A 36-year-old male visited a dentist for a routine checkup. Radiographic examination revealed a

Aug. 1, 2000
A 36-year-old male visited a dentist for a routine checkup. Radiographic examination revealed a lesion in the mandibular third molar area.

A 36-year-old male visited a dentist for a routine checkup. Radiographic examination revealed a lesion in the mandibular third molar area.

Joen Iannucci Haring, DDS, MS


When questioned abut the lesion in the mandibular molar region, the patient denied any history of signs or symptoms associated with this region. The patient also denied any history of trauma to the involved area. The patient appeared to be in a generally good state of health, with no significant past medical history. The patient`s dental history included regular dental examinations and routine dental treatment. At the time of the dental appointment, the patient was not taking medications of any kind.
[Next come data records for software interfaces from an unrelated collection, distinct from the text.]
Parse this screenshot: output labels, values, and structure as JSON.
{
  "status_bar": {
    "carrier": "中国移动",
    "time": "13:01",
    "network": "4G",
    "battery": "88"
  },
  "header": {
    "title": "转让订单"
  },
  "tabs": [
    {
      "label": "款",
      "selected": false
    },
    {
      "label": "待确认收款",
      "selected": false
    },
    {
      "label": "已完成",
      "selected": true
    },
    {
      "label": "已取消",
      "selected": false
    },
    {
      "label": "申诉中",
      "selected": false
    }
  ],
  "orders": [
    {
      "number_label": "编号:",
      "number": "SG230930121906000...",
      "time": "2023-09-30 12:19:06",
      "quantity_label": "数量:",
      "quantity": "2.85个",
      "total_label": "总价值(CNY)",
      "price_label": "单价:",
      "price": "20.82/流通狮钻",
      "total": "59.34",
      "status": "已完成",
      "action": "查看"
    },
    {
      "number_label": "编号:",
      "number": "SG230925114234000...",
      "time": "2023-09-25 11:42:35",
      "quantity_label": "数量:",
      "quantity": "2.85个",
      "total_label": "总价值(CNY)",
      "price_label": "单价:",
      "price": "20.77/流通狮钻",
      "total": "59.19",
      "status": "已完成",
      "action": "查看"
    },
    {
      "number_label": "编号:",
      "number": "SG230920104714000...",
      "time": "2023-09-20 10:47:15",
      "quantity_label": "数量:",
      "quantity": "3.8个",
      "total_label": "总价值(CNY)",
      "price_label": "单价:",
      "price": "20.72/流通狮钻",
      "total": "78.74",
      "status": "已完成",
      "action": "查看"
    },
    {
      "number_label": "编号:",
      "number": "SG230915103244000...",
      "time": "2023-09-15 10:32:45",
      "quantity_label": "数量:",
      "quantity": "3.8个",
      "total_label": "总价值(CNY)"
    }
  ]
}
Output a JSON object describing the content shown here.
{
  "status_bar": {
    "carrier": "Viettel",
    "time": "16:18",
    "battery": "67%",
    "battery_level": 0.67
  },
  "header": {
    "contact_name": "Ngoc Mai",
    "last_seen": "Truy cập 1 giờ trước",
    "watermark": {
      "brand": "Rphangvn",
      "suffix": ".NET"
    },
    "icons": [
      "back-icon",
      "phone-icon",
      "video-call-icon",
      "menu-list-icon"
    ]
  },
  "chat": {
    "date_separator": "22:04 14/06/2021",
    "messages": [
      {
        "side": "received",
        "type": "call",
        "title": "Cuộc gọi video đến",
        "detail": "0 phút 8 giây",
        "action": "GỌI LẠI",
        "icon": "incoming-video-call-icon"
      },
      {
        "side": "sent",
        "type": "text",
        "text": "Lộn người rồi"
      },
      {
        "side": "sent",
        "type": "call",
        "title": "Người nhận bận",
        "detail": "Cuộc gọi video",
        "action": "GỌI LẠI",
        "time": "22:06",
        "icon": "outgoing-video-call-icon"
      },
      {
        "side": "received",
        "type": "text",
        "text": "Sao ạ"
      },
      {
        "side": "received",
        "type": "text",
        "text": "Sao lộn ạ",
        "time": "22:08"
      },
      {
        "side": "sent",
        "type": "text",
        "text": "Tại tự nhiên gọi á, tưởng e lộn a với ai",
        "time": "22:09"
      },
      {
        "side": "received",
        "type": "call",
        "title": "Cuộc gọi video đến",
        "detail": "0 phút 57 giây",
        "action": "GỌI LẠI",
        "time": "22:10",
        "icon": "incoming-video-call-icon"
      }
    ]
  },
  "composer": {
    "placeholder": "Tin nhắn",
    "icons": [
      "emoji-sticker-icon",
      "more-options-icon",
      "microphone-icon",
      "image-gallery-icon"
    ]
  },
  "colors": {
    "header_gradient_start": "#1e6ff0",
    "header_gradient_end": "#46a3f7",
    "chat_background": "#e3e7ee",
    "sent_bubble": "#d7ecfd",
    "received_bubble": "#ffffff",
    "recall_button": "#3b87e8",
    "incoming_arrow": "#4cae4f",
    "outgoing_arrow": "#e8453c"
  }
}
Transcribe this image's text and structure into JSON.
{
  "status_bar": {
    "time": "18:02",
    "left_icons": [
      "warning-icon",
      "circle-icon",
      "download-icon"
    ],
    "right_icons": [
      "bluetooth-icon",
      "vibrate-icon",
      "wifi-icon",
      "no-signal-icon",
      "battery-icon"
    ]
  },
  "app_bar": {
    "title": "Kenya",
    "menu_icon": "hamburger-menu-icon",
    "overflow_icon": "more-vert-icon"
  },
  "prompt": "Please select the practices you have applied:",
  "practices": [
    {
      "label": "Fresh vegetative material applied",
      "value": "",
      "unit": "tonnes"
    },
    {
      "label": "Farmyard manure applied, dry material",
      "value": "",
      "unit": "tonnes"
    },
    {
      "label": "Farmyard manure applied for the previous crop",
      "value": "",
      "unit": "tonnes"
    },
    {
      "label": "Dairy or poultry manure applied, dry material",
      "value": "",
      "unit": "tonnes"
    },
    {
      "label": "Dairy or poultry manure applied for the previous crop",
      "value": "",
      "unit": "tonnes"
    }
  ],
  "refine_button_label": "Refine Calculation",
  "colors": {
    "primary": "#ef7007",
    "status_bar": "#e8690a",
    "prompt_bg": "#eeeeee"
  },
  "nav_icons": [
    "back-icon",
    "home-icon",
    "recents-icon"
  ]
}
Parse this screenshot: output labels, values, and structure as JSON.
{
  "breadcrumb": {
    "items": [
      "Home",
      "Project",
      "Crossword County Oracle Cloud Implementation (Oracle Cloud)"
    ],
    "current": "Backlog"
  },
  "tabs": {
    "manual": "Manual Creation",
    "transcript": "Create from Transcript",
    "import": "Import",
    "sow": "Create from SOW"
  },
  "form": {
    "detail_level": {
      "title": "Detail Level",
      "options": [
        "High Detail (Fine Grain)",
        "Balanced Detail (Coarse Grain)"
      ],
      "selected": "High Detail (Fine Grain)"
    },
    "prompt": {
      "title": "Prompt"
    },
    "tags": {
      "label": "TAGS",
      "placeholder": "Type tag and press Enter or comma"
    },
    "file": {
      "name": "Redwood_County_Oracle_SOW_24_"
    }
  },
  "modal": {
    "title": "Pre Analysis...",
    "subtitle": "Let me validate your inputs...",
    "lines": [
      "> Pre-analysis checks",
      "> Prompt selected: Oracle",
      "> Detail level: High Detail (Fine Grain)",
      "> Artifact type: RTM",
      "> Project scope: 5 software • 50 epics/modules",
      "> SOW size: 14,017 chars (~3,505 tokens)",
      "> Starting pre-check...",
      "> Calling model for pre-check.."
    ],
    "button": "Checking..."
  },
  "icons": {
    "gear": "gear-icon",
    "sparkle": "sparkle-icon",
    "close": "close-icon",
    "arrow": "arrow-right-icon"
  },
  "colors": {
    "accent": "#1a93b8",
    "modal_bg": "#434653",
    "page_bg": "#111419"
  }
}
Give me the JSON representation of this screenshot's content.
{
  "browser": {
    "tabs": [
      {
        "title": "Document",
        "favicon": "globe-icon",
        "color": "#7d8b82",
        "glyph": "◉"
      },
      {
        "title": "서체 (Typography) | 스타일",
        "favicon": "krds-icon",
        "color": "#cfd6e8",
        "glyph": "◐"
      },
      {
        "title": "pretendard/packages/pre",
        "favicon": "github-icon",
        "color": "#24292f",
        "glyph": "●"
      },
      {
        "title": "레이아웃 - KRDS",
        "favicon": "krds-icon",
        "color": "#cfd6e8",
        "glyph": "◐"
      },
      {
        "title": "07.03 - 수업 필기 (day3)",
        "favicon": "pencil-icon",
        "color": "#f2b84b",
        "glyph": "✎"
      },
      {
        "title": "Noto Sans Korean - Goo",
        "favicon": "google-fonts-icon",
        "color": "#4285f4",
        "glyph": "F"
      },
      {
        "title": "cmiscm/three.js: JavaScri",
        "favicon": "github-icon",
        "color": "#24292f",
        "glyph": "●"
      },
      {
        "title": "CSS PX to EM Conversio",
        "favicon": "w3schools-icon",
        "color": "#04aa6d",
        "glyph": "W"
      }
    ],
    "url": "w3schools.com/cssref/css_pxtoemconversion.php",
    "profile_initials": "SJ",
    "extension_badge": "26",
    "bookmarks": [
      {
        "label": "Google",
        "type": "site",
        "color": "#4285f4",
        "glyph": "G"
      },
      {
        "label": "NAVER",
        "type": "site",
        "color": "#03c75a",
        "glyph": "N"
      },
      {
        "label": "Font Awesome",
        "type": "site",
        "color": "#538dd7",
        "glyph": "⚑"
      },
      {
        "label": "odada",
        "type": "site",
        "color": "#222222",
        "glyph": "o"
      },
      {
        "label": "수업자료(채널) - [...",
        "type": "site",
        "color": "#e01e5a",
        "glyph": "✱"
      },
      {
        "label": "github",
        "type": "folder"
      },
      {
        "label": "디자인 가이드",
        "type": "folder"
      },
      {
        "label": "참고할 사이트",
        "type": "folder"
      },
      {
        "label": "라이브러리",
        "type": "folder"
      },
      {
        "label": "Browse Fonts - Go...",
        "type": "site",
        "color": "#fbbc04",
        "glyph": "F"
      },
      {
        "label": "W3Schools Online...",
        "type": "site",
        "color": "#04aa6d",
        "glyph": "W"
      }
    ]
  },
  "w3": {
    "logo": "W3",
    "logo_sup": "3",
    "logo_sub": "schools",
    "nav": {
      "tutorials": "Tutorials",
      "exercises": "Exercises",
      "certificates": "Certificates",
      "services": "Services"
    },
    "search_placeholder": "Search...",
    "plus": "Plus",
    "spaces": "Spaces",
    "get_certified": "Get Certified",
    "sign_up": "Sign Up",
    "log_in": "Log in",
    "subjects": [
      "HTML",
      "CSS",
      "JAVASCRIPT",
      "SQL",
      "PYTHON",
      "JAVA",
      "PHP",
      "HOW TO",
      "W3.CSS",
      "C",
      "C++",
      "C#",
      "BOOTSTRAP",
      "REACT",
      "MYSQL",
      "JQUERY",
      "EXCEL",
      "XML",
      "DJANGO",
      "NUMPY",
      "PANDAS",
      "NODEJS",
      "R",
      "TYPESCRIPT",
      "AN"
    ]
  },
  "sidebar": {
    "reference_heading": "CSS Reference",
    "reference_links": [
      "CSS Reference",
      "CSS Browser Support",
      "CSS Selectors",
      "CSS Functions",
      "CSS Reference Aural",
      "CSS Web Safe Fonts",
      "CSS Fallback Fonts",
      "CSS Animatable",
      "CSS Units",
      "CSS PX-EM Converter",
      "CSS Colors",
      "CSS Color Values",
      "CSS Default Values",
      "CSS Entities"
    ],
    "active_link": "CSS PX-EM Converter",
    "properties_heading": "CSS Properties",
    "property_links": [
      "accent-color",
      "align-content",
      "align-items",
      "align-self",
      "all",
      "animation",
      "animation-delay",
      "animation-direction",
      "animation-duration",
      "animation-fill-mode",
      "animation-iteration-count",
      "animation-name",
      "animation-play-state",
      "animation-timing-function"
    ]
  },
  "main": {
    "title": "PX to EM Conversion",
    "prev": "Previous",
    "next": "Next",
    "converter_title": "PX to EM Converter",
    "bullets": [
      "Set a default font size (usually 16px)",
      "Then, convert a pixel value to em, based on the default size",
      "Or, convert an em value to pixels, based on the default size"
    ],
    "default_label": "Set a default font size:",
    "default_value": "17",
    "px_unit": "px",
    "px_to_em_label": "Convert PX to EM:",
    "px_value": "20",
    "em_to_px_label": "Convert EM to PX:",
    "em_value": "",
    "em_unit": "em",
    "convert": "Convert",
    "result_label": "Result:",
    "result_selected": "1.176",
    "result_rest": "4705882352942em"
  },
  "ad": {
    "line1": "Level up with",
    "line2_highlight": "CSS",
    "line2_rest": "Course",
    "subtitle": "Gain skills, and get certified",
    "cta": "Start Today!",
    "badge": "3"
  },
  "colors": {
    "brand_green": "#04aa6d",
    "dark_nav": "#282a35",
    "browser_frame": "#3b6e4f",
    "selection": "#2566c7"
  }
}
The patient`s vital signs were all found to be within normal limits. Examination of the head and neck region revealed no enlarged or palpable lymph nodes. Examination of the soft tissues of the oral cavity revealed no unusual findings. No bony abnormalities were noted.

Radiographic examination revealed a large, unilocular radiolucent lesion around the crown of impacted tooth #17 (see radiograph). The periphery of the radiolucent lesion appeared smooth and corticated. No other abnormalities were noted on the remaining films in the complete series.

Clinical diagnosis

Based on the clinical information and unilocular radiolucent appearance of the lesion, which one of the following is the most likely diagnosis?

* ameloblastoma

* dentigerous cyst

* odontogenic keratocyst

* adenomatoid odontogenic tumor

* ameloblastic fibro-odontoma


dentigerous cyst


The dentigerous cyst (a.k.a. follicular cyst) is the most common developmental odontogenic cyst. This lesion is seen in association with the crown of an unerupted or impacted tooth. The term dentigerous means containing or bearing teeth. This lesion, by definition, contains the crown of a tooth. The dentigerous cyst results from the separation of the dental follicle from the crown of an unerupted tooth. The pathogenesis of the dentigerous cyst is unknown.

Clinical features

The dentigerous cyst is most often seen in association with the teeth that are most often impacted - the third molars and the canines. Almost 50 percent of dentigerous cysts develop around mandibular third molars. The dentigerous cyst is almost always seen in association with a permanent tooth. Rarely is a deciduous tooth affected. The dentigerous cyst most often occurs during the second and third decades; males are affected more frequently than females.

The dentigerous cyst is usually painless. Delayed eruption of a tooth may be the only sign of a problem. Occasionally pain, expansion, displacement of teeth, and root resorption may occur. In cases of expansion, a firm swelling in the area of the missing tooth may be clinically apparent. In some cases, dentigerous cysts may exhibit great growth potential and extend to include the entire ramus of the mandible. These large lesions may cause a marked facial asymmetry and predispose the bone to pathologic fracture.

Radiographic features

Most dentigerous cysts are discovered during routine radiographic examination. The dentigerous cyst appears as a well-defined, unilocular radiolucency that surrounds the crown of an impacted tooth. The dentigerous cyst is not a multiocular lesion. The dentigerous cyst may range in size from less than 2 centimeters in diameter to a large and expansile lesion. The borders of the dentigerous cyst appear smooth and corticated on a radiograph. When viewed on a radiograph, the dentigerous cyst may be seen in association with displacement of adjacent teeth, root resorption, and displacement of the mandibular canal. The diagnosis of a dentigerous cyst cannot be made from a radiograph alone.


The diagnosis of a dentigerous cyst is based on histologic examination. Other lesions to include in the differential diagnosis are the ameloblastoma and odontogenic keratocyst.


The dentigerous cyst requires surgical removal. If the dentigerous cyst is left untreated, it will continue to grow. It may result in extensive bone loss, displacement of teeth, root resorption, and pathologic fracture. The surgical procedure required is dictated by the size of the lesion. Removal of the associated tooth is the treatment of choice for small lesions. Large and extensive lesions, if removed surgically, may result in a fractured jaw. Larger dentigerous cysts are often treated using marsupialization. The dentigerous cyst rarely recurs following treatment. The prognosis is excellent.

Joen Iannucci Haring, DDS, MS, is an associate professor of clinical dentistry, Section of Primary Care, The Ohio State University College of Dentistry.